“We are what we forget,” says a character pensively towards the end of Atul Kumar’s refreshingly enjoyable and engaging play The Blue Mug. The play stars Munish Bhardwaj, Sheeba Chaddha, Rajat Kapoor, Vinay Pathak, Konkana Sen Sharma and Ranvir Shorey. Through bilingual – Hindi and English - monologues the actors, playing themselves (except Sharma and Shorey), re-construct themselves from their earliest memories to the present day in a rich tapestry of stories that questions the very concept of memory and does it primarily on the strengths of the actors’ performances. Adapted from the novel The Man Who Mistook His Wife for a Hat by Oliver Sacks, the play provides a unique insight into the lives of the actors and provokes a debate over how we construct ourselves based on the memories we choose to share, or choose not to share. It also becomes a telling exploration of middle-class Indian identity, with precious details that any nostalgic NRI can relate to.
Kapoor kicks off the reminiscing by describing family gatherings centered on the bhutta (corn on the cob) where no one would worry about the digestive consequences of the day after. Chaddha talks about the beach, where she would collect remnants of glass bottles that have been worn by the sea into beautiful round pieces of shimmering blue and green. Pathak recounts the numerous times he was taken to the circus and the one embarrassing incident where a clown laughed at him in his face. Bhardwaj recalls his years in an all-boys convent school and “all the things that happen there.” As the monologues move closer to the present, the actors share increasingly personal vignettes, connecting pieces of the puzzle to provide a fuller picture of themselves.

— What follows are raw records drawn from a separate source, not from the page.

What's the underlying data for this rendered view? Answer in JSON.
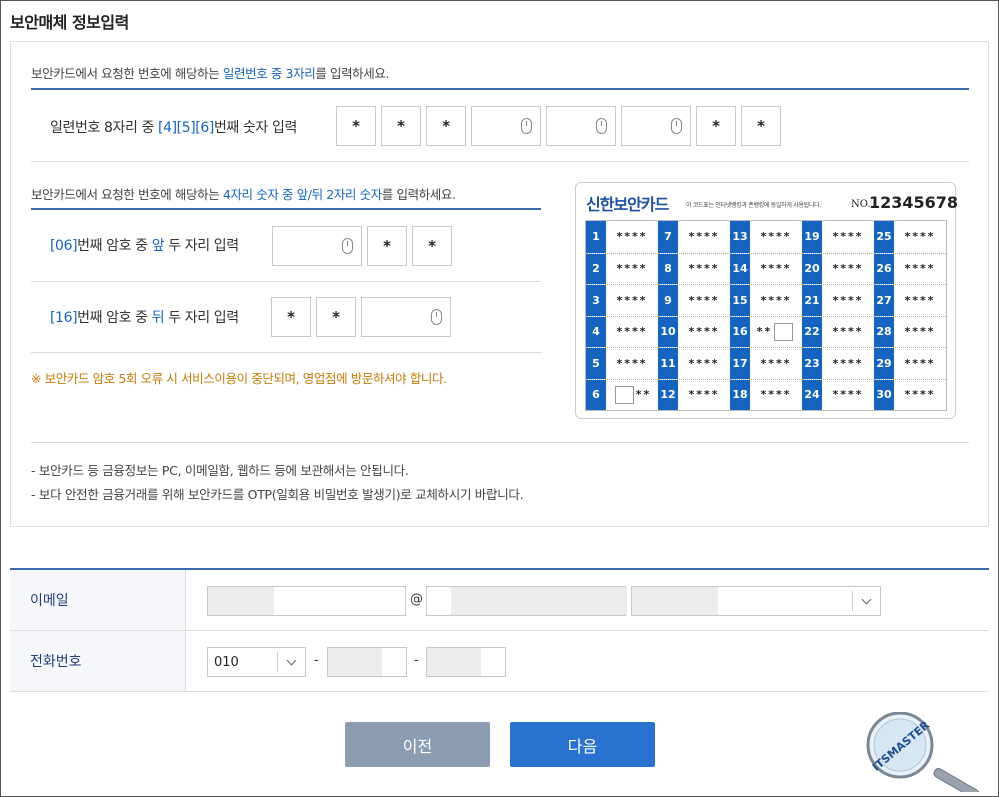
{
  "title": "보안매체 정보입력",
  "section1": {
    "instruction_pre": "보안카드에서 요청한 번호에 해당하는 ",
    "instruction_hl": "일련번호 중 3자리",
    "instruction_post": "를 입력하세요.",
    "label_pre": "일련번호 8자리 중 ",
    "label_hl": "[4][5][6]",
    "label_post": "번째 숫자 입력",
    "cells": [
      "*",
      "*",
      "*",
      "",
      "",
      "",
      "*",
      "*"
    ]
  },
  "section2": {
    "instruction_pre": "보안카드에서 요청한 번호에 해당하는 ",
    "instruction_hl": "4자리 숫자 중 앞/뒤 2자리 숫자",
    "instruction_post": "를 입력하세요.",
    "row1": {
      "num": "[06]",
      "mid": "번째 암호 중 ",
      "pos": "앞",
      "post": " 두 자리 입력",
      "cells": [
        "",
        "*",
        "*"
      ]
    },
    "row2": {
      "num": "[16]",
      "mid": "번째 암호 중 ",
      "pos": "뒤",
      "post": " 두 자리 입력",
      "cells": [
        "*",
        "*",
        ""
      ]
    },
    "warning": "※ 보안카드 암호 5회 오류 시 서비스이용이 중단되며, 영업점에 방문하셔야 합니다."
  },
  "card": {
    "title": "신한보안카드",
    "note": "이 코드표는 인터넷뱅킹과 폰뱅킹에 동일하게 사용됩니다.",
    "no_label": "NO.",
    "no": "12345678",
    "stars": "****",
    "partial": "**"
  },
  "notes": [
    "-  보안카드 등 금융정보는 PC, 이메일함, 웹하드 등에 보관해서는 안됩니다.",
    "-  보다 안전한 금융거래를 위해 보안카드를 OTP(일회용 비밀번호 발생기)로 교체하시기 바랍니다."
  ],
  "form": {
    "email_label": "이메일",
    "at": "@",
    "phone_label": "전화번호",
    "phone_prefix": "010",
    "dash": "-"
  },
  "buttons": {
    "prev": "이전",
    "next": "다음"
  },
  "logo_text": "ITSMASTER",
  "colors": {
    "accent": "#1565c0",
    "warning": "#c47c08",
    "next_button": "#2a72d0",
    "prev_button": "#8c9cb1"
  }
}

The Sharma-Shorey track strays from the abstract structure of the rest of the play, since it borrows most directly from Oliver Sacks’ book and flows most like a traditional narrative. They are the only two members of the cast who play other characters and not themselves. In an adaptation of the story called ‘Lost Mariner’ from the book, Sharma plays a doctor conversing with her patient, Shorey (in his first play), who has lost the ability to form new memories and is thus stuck in 1983 at age 21. This is perhaps the closest Atul Kumar’s story gets to Sacks’ book. While Sharma injects effortless grace into her role (which was originally played by another actress when the play opened in India), her acting prowess could have been further exploited had the role been more substantial. Their storyline is dominated by Shorey who clearly has the meatier chunk of the two and, with a perfected Punjabi twang, delivers an astounding performance. The highlights of this sequence are when Shorey describes his family history (how they got into the business of selling fish), and later when he meets his brother after twenty years. It’s hilarious and heartbreaking at the same time.
The Blue Mug has no set to speak of – just large chalkboards hanging from the ceiling on which the actors scribble key signs from their upbringing – and no costume changes. The focus is, therefore, entirely on the acting and how well the actors string it all together. Relying so heavily on the actors can also have its hindrances. There are moments when one wonders where the story is going, fearing aimless self-indulgence by the actors that branches off from the main point of the play. These few lengthy monologues are, however, redeemed by numerous memorable moments recounted in vivid detail. These include Chaddha’s story of going to her hometown of Saharanpur which was full of “characters, not regular people” or Bhardwaj’s ironic recounting of becoming an “expert” at cremation ceremonies as he and his brother became regulars at the cremation grounds.
At the end of the day – self-indulgent or not, unconventional or not – The Blue Mug is an innovative work of theatre that makes us question the way we share our memories, how we build ourselves based on them, and how true these memories can actually be.
As director Atul Kumar said during the post-performance discussion with the audience, “All memories are false – we create them each time we tell them.” And with such a stellar cast that remains thoroughly absorbing throughout, this is the way theatre should be.
If you are wondering why it’s called The Blue Mug, there’s no specific reason other than that it is an element of one of the actor’s memories. It also means that the play could have literally been titled anything else, depending on how you would want to remember it. That, essentially, is the point. T
he Blue Mug premiered in New York on April 24 at the Gerald W. Lynch Theater at John Jay College, sponsored by Bharat Jotwani of Poojanka Entertainment and the Indo-American Arts Council. A full schedule and ticketing information for future tour dates of The Blue Mug are available at: http://www.thebluemugplay.com/ticket.html